[Source data]
↓

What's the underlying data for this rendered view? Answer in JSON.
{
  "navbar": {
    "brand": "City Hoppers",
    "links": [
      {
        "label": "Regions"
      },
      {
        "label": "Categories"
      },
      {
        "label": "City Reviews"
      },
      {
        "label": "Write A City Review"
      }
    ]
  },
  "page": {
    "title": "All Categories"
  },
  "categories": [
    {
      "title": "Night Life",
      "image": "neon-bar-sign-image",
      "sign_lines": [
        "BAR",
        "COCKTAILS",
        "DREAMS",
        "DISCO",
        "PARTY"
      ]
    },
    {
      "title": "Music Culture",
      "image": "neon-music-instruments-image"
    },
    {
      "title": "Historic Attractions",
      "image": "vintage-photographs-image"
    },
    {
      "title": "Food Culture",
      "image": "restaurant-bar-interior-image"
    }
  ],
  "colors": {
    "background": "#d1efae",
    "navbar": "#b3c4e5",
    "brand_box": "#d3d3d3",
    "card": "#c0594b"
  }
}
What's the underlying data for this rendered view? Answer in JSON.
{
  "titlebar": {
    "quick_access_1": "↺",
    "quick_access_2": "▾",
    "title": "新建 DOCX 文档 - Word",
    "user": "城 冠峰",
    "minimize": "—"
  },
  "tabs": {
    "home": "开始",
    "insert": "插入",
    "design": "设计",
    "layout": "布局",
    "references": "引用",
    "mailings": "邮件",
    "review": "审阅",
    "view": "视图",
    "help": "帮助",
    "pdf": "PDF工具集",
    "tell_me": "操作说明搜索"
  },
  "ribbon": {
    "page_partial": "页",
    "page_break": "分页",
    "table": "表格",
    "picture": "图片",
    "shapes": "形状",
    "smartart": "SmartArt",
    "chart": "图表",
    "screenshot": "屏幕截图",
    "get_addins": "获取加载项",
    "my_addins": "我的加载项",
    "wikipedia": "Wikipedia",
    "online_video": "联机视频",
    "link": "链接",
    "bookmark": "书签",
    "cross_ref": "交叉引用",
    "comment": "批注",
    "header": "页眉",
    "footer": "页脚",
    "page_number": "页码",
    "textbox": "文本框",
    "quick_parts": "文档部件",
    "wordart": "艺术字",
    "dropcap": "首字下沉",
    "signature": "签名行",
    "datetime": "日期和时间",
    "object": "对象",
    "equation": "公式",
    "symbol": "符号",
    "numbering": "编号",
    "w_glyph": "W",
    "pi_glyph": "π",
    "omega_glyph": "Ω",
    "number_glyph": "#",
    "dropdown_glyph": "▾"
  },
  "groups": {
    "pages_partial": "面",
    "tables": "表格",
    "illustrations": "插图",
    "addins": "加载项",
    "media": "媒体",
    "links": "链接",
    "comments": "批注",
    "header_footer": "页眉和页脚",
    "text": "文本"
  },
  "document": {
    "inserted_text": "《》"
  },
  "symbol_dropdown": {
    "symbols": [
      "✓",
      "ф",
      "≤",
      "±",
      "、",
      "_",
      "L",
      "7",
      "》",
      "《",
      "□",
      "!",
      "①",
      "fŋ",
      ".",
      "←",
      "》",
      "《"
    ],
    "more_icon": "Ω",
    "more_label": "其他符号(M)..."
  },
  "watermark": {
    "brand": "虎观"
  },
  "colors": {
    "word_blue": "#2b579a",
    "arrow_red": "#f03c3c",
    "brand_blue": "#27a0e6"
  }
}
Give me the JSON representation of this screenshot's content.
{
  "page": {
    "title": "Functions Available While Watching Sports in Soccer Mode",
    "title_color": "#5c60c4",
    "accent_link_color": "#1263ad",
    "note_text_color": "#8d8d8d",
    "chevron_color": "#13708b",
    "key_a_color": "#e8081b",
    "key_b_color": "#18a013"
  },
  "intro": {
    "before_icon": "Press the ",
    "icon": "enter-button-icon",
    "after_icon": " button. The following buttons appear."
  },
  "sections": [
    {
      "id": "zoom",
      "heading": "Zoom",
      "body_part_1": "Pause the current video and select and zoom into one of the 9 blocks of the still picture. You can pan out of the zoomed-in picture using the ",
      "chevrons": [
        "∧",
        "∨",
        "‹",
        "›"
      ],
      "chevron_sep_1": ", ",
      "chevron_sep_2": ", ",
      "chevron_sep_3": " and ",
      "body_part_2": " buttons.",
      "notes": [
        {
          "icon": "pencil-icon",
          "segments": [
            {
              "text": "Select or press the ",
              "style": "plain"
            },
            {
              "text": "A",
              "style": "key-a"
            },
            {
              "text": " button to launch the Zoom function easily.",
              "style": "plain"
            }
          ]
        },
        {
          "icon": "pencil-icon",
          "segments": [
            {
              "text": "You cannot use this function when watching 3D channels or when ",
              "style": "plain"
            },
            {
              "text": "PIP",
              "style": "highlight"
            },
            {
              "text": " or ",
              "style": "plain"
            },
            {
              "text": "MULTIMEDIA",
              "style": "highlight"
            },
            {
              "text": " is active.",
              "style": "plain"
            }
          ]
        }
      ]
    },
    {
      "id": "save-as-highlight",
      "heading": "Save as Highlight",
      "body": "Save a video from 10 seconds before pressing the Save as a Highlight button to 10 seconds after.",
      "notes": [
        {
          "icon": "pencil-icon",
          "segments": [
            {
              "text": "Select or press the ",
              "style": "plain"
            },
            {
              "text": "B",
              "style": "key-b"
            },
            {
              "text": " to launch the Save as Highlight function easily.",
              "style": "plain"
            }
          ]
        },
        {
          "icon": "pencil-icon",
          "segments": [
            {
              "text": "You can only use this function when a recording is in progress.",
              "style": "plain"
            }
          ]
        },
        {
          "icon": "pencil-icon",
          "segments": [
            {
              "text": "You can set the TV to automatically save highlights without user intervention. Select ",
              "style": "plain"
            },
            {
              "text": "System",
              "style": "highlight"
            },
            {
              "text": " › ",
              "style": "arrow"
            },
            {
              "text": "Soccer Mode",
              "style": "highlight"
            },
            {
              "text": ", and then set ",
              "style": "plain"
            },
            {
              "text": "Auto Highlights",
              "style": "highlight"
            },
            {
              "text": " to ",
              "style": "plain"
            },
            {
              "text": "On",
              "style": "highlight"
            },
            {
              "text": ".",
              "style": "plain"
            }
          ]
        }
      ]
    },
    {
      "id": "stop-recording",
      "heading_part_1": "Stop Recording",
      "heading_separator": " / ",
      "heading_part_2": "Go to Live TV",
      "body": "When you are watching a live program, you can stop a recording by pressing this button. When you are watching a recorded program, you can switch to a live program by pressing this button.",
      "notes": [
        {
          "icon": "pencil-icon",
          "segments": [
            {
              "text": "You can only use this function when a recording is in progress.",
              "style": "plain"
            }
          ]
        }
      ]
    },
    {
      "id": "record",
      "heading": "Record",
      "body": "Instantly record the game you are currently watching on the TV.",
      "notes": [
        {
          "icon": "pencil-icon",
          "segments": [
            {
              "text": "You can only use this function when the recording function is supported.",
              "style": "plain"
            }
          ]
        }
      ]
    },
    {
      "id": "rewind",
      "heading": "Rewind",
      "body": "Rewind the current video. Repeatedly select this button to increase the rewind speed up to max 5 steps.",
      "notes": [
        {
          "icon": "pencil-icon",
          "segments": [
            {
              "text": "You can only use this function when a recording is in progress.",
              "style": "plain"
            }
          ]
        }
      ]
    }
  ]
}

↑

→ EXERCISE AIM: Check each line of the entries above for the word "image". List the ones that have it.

→ WRITTEN SOLUTION:
      "image": "neon-bar-sign-image",
      "image": "neon-music-instruments-image"
      "image": "vintage-photographs-image"
      "image": "restaurant-bar-interior-image"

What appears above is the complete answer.